¿Qué escucho cuando escucho el discurrir del tiempo?, 2019 | Installation, Sala de Arte Publico Siqueiros, Mexico City | Courtesy of the artist and Galería Madragoa, Lisbon: ChertLüdde Gallery, Berlin | Photo: Ramiro Chaves.
AT: As an artist, what is your point of view about the contemporary art system?
RH: I feel sociability and quick success are way too high on the scale of priorities. I want to have personal connections that extend through time.
AT: What do you find to be the most challenging or daunting thing about pursuing art? What is the most rewarding part of working as an artist?
RH: The most challenging part must be organization. Sometimes I wish I had more time for certain things and to be able to give my attention to many things at once, including personal life matters. The most rewarding part: to feel satisfied about work after investing time and effort in it.
AT: What do you do besides art?
RH: Reading, seeing friends, spending time with my family, traveling.
AT: What are your goals and expectations for the future?
RH: I would like to have a bright studio with a large window facing a garden.
The Shadow of a Thank, 2018, hand-hammered brass, wood; multiple part installation | ArtBasel Statements with Galería Madragoa, Lisbon.
Rodrigo Hernández (b. 1983) is a Mexican sculptor currently living and working in México City, Mexico. Working mostly with classical medias and techniques of art making, including drawing, sculpture and painting, Hernández is interested in the constitutive movement of art and image making, from Meso-American iconography to contemporary art.
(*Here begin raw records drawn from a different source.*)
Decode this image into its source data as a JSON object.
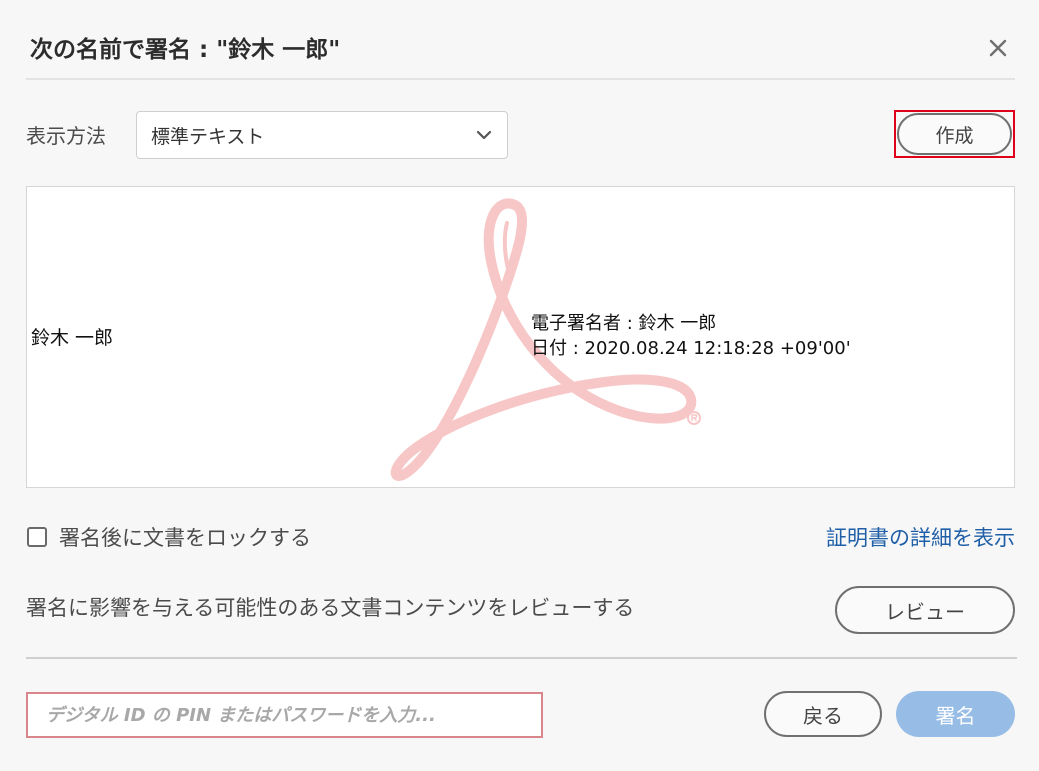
{
  "dialog": {
    "title": "次の名前で署名 : \"鈴木 一郎\""
  },
  "appearance": {
    "label": "表示方法",
    "selected": "標準テキスト",
    "create_label": "作成"
  },
  "preview": {
    "name": "鈴木 一郎",
    "signer_line": "電子署名者 : 鈴木 一郎",
    "date_line": "日付 : 2020.08.24 12:18:28 +09'00'",
    "watermark": "Adobe Acrobat logo"
  },
  "options": {
    "lock_label": "署名後に文書をロックする",
    "lock_checked": false,
    "cert_link": "証明書の詳細を表示",
    "review_text": "署名に影響を与える可能性のある文書コンテンツをレビューする",
    "review_label": "レビュー"
  },
  "footer": {
    "pin_placeholder": "デジタル ID の PIN またはパスワードを入力...",
    "pin_value": "",
    "back_label": "戻る",
    "sign_label": "署名"
  },
  "colors": {
    "highlight": "#e1001a",
    "link": "#1f5fa8",
    "primary_disabled": "#97bde6",
    "watermark": "#f7c6c6"
  },
  "icons": {
    "close": "close-icon",
    "dropdown": "chevron-down-icon",
    "checkbox": "checkbox-icon",
    "watermark": "acrobat-logo-icon"
  }
}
His projects vary from object-making within a devoted studio practice to site-specific and research oriented projects. He draws on a number of aesthetic references, which range classical Japanese printmaking to fashion, and European modernism, among others, to develop a very personal formal vocabulary.